A warning that the global economic crisis could lead to health authorities saving costs by shifting tasks away from doctors to other health professionals is to be delivered by the outgoing President of the World Medical Association.

Dr. Jon Snaedal, in his valedictory address tomorrow (Friday) to the WMA's annual General Assembly in Seoul, South Korea, is to say that doctors must expect changes in the way they work, but he predicts that the current economic turmoil will accelerate the move towards shifting doctors' responsibilities to other health professionals.

'Many of the other health professionals are willing to take over tasks that we have traditionally provided. These tasks include, for example, prescribing of drugs, diagnostic work and even treatment and follow up of patients.'

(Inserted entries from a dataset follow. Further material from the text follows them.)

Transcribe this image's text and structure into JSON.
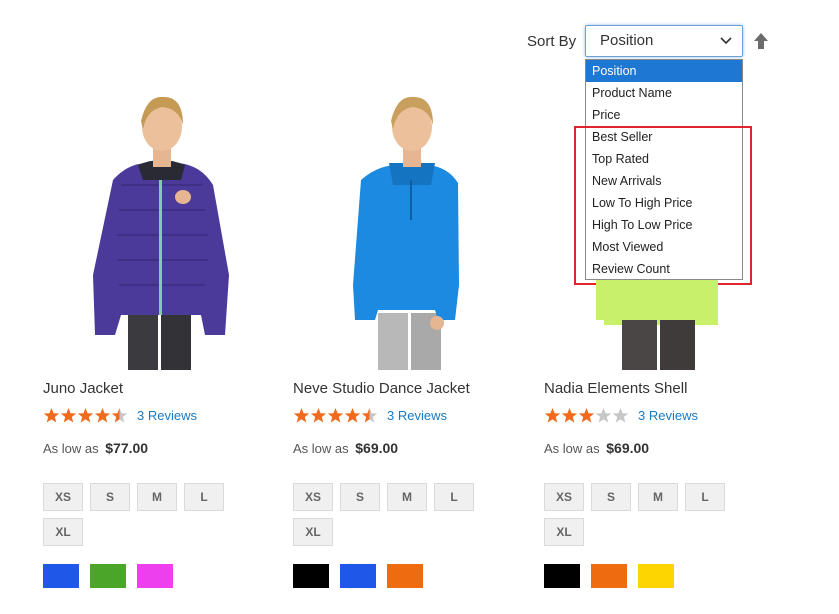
{
  "toolbar": {
    "sort_label": "Sort By",
    "selected_option": "Position",
    "options": [
      "Position",
      "Product Name",
      "Price",
      "Best Seller",
      "Top Rated",
      "New Arrivals",
      "Low To High Price",
      "High To Low Price",
      "Most Viewed",
      "Review Count"
    ],
    "direction_icon": "arrow-up-icon"
  },
  "products": [
    {
      "name": "Juno Jacket",
      "rating": 4.5,
      "reviews_label": "3 Reviews",
      "price_prefix": "As low as",
      "price": "$77.00",
      "sizes": [
        "XS",
        "S",
        "M",
        "L",
        "XL"
      ],
      "colors": [
        "#1f57e8",
        "#4aa528",
        "#ee3fee"
      ]
    },
    {
      "name": "Neve Studio Dance Jacket",
      "rating": 4.5,
      "reviews_label": "3 Reviews",
      "price_prefix": "As low as",
      "price": "$69.00",
      "sizes": [
        "XS",
        "S",
        "M",
        "L",
        "XL"
      ],
      "colors": [
        "#000000",
        "#1f57e8",
        "#ee6c0f"
      ]
    },
    {
      "name": "Nadia Elements Shell",
      "rating": 3,
      "reviews_label": "3 Reviews",
      "price_prefix": "As low as",
      "price": "$69.00",
      "sizes": [
        "XS",
        "S",
        "M",
        "L",
        "XL"
      ],
      "colors": [
        "#000000",
        "#ee6c0f",
        "#fdd500"
      ]
    }
  ],
  "colors": {
    "accent": "#1979c3",
    "star": "#f26b1d",
    "star_empty": "#c7c7c7",
    "highlight": "#e0242a",
    "selected_option_bg": "#1e77d3"
  }
}
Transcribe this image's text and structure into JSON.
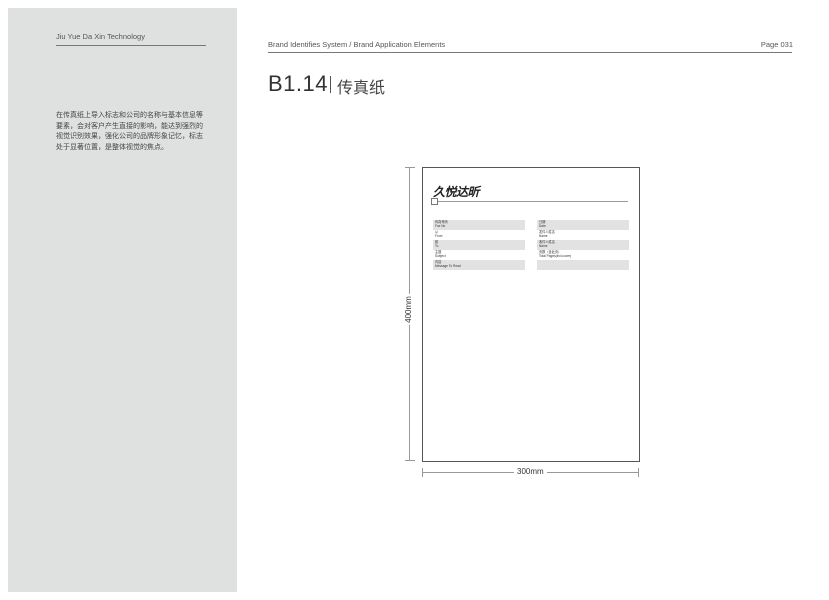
{
  "sidebar": {
    "company": "Jiu Yue Da Xin Technology",
    "description": "在传真纸上导入标志和公司的名称与基本信息等要素，会对客户产生直接的影响，能达到强烈的视觉识别效果，强化公司的品牌形象记忆，标志处于显著位置，是整体视觉的焦点。"
  },
  "header": {
    "system": "Brand Identifies System / Brand Application Elements",
    "page": "Page 031"
  },
  "section": {
    "code": "B1.14",
    "title": "传真纸"
  },
  "fax": {
    "logo": "久悦达昕",
    "fields_left": [
      {
        "cn": "传真号码",
        "en": "Fax No"
      },
      {
        "cn": "从",
        "en": "From"
      },
      {
        "cn": "致",
        "en": "To"
      },
      {
        "cn": "主题",
        "en": "Subject"
      },
      {
        "cn": "内容",
        "en": "Message To Read"
      }
    ],
    "fields_right": [
      {
        "cn": "日期",
        "en": "Date"
      },
      {
        "cn": "发件人姓名",
        "en": "Name"
      },
      {
        "cn": "收件人姓名",
        "en": "Name"
      },
      {
        "cn": "页数（含此页）",
        "en": "Total Pages(incl.cover)"
      }
    ]
  },
  "dimensions": {
    "height": "400mm",
    "width": "300mm"
  }
}
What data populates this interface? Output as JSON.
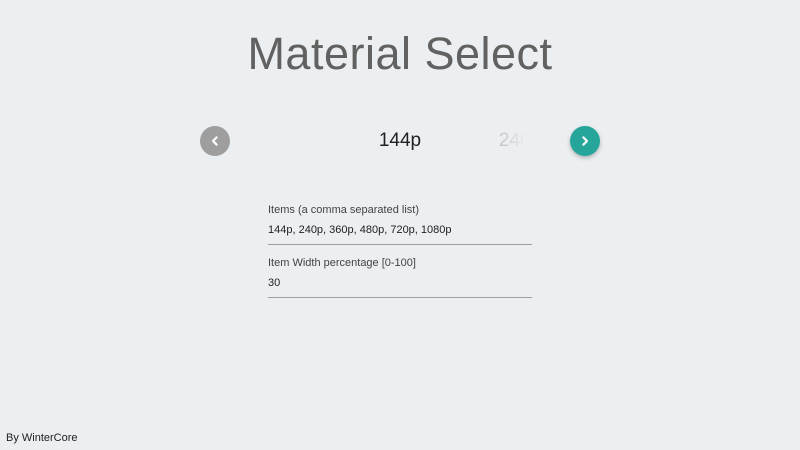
{
  "page": {
    "title": "Material Select",
    "credit": "By WinterCore"
  },
  "selector": {
    "prev_icon": "chevron-left-icon",
    "next_icon": "chevron-right-icon",
    "items": [
      "144p",
      "240p",
      "360p",
      "480p",
      "720p",
      "1080p"
    ],
    "selected": "144p",
    "prev_color": "#9e9e9e",
    "next_color": "#26a69a"
  },
  "form": {
    "items_field": {
      "label": "Items (a comma separated list)",
      "value": "144p, 240p, 360p, 480p, 720p, 1080p"
    },
    "width_field": {
      "label": "Item Width percentage [0-100]",
      "value": "30"
    }
  }
}
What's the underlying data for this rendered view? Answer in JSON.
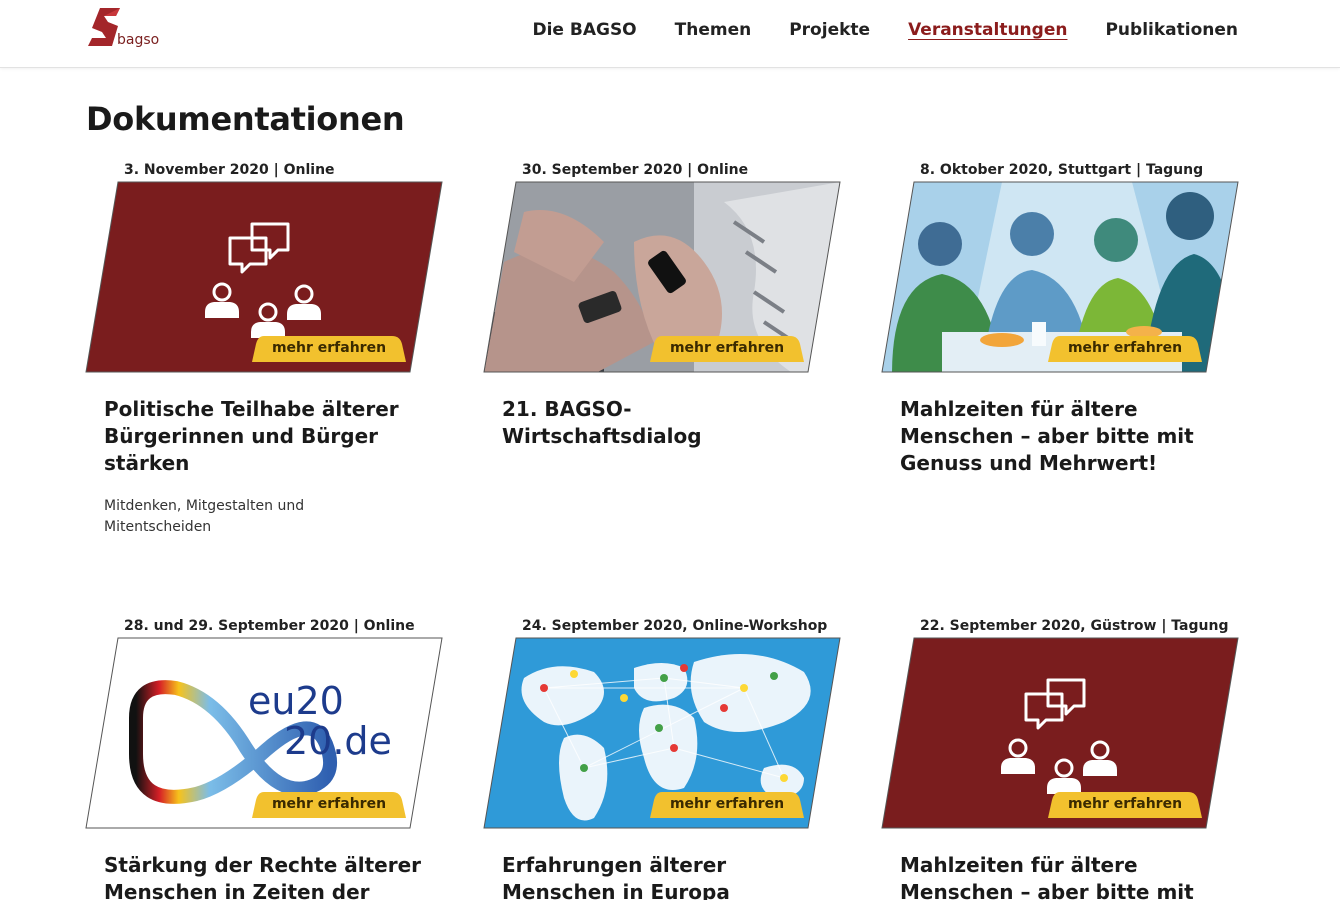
{
  "brand": {
    "name": "bagso",
    "primary": "#8b1c1c",
    "accent": "#f2c12e"
  },
  "nav": {
    "items": [
      {
        "label": "Die BAGSO"
      },
      {
        "label": "Themen"
      },
      {
        "label": "Projekte"
      },
      {
        "label": "Veranstaltungen",
        "active": true
      },
      {
        "label": "Publikationen"
      }
    ]
  },
  "page": {
    "title": "Dokumentationen"
  },
  "cards": [
    {
      "meta": "3. November 2020 | Online",
      "image": "red-people-chat-icon",
      "cta": "mehr erfahren",
      "title": "Politische Teilhabe älterer Bürgerinnen und Bürger stärken",
      "subtitle": "Mitdenken, Mitgestalten und Mitentscheiden"
    },
    {
      "meta": "30. September 2020 | Online",
      "image": "photo-hands-smartphone",
      "cta": "mehr erfahren",
      "title": "21. BAGSO-Wirtschaftsdialog",
      "subtitle": ""
    },
    {
      "meta": "8. Oktober 2020, Stuttgart | Tagung",
      "image": "illustration-people-eating",
      "cta": "mehr erfahren",
      "title": "Mahlzeiten für ältere Menschen – aber bitte mit Genuss und Mehrwert!",
      "subtitle": ""
    },
    {
      "meta": "28. und 29. September 2020 | Online",
      "image": "eu2020-logo",
      "image_text_1": "eu20",
      "image_text_2": "20.de",
      "cta": "mehr erfahren",
      "title": "Stärkung der Rechte älterer Menschen in Zeiten der",
      "subtitle": ""
    },
    {
      "meta": "24. September 2020, Online-Workshop",
      "image": "world-map-network",
      "cta": "mehr erfahren",
      "title": "Erfahrungen älterer Menschen in Europa",
      "subtitle": ""
    },
    {
      "meta": "22. September 2020, Güstrow | Tagung",
      "image": "red-people-chat-icon",
      "cta": "mehr erfahren",
      "title": "Mahlzeiten für ältere Menschen – aber bitte mit",
      "subtitle": ""
    }
  ]
}
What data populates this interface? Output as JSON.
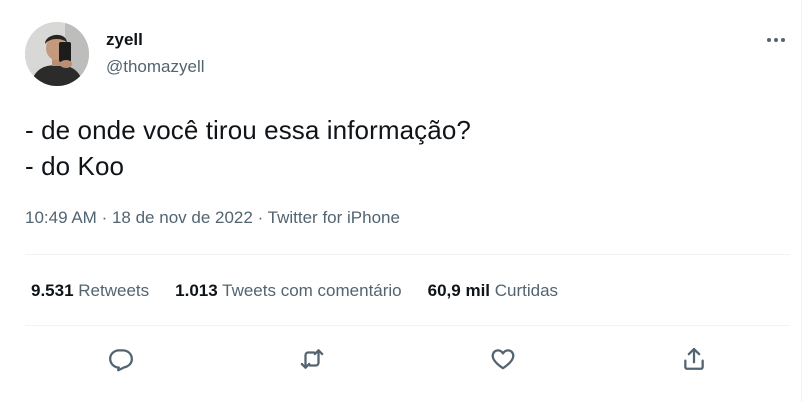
{
  "user": {
    "name": "zyell",
    "handle": "@thomazyell"
  },
  "tweet": {
    "text": "- de onde você tirou essa informação?\n- do Koo",
    "time": "10:49 AM",
    "date": "18 de nov de 2022",
    "source": "Twitter for iPhone",
    "separator": "·"
  },
  "stats": {
    "retweets_count": "9.531",
    "retweets_label": "Retweets",
    "quotes_count": "1.013",
    "quotes_label": "Tweets com comentário",
    "likes_count": "60,9 mil",
    "likes_label": "Curtidas"
  },
  "more_menu": {
    "icon": "more-horizontal-icon",
    "glyph": "···"
  },
  "actions": [
    {
      "name": "reply",
      "icon": "reply-icon"
    },
    {
      "name": "retweet",
      "icon": "retweet-icon"
    },
    {
      "name": "like",
      "icon": "heart-icon"
    },
    {
      "name": "share",
      "icon": "share-icon"
    }
  ],
  "colors": {
    "text_primary": "#0f1419",
    "text_secondary": "#536471",
    "divider": "#eff3f4",
    "background": "#ffffff"
  }
}
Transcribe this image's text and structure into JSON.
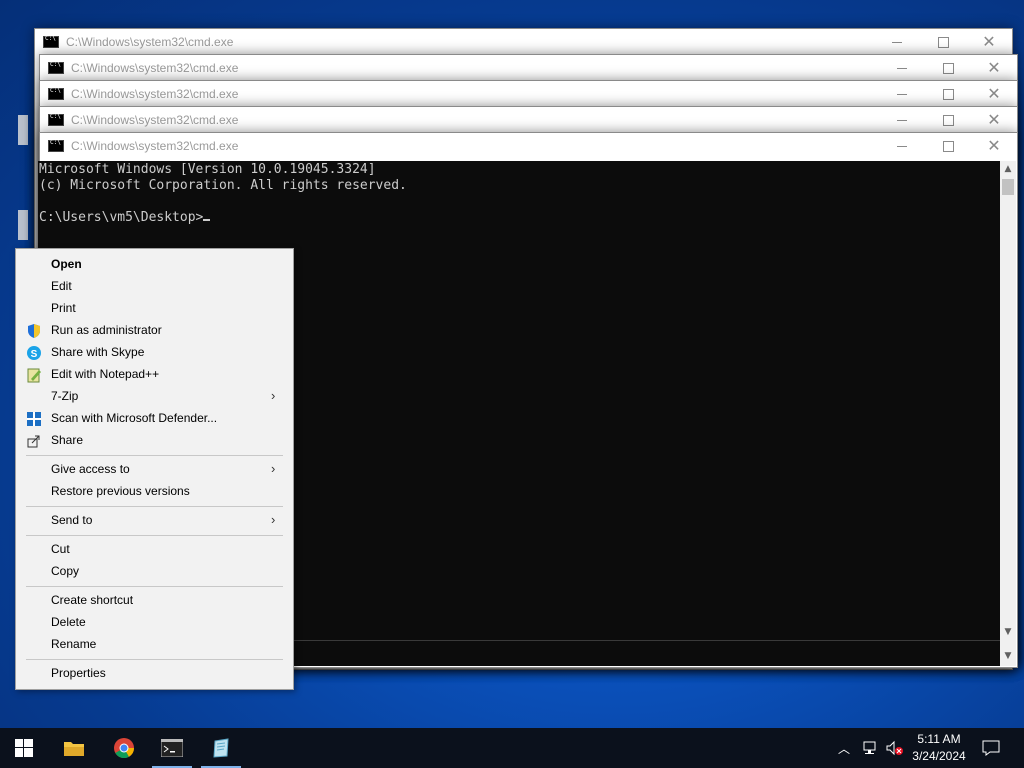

Dr. Snaedal, a geriatrician from Reykjavik in Iceland, says this is happening throughout Europe, in the US and across Asia and Latin America. Yet reports on the issue had highlighted a lack of good evidence to underpin the change. There was a lack of regulation, lack of proper education and training and also cultural objections to the development, by doctors as well as patients.

Dr. Snaedal says the driving forces behind the change are that other health professionals are cheaper than doctors and the fact that other health workers wished to expand their role. However doctors had to recognise that they themselves had often failed to respond to patients' needs, particularly where patients had chronic conditions and were in need of continuous and easy access to medical services and medical help. Where this occurred, pressure arose from others such as nurses and pharmacists to step in.

Doctors should respond to this by organising their services better and by leading the move to work in teams of health professionals.

Dr. Snaedal says that where ill guided authorities attempted to bring in changes without consultation and regulation, doctors should seek to defend their traditional roles. But sometimes, task shifting is appropriate and doctors have to accept that their role would change.

He says that the WMA is now discussing this whole issue with the World Health Organisation and with the other health professions. Unity among the health professions would result in more effective changes. The WMA would be organising a meeting in Iceland next March, to look in further detail at human resources for health, task shifting and interprofessional relations.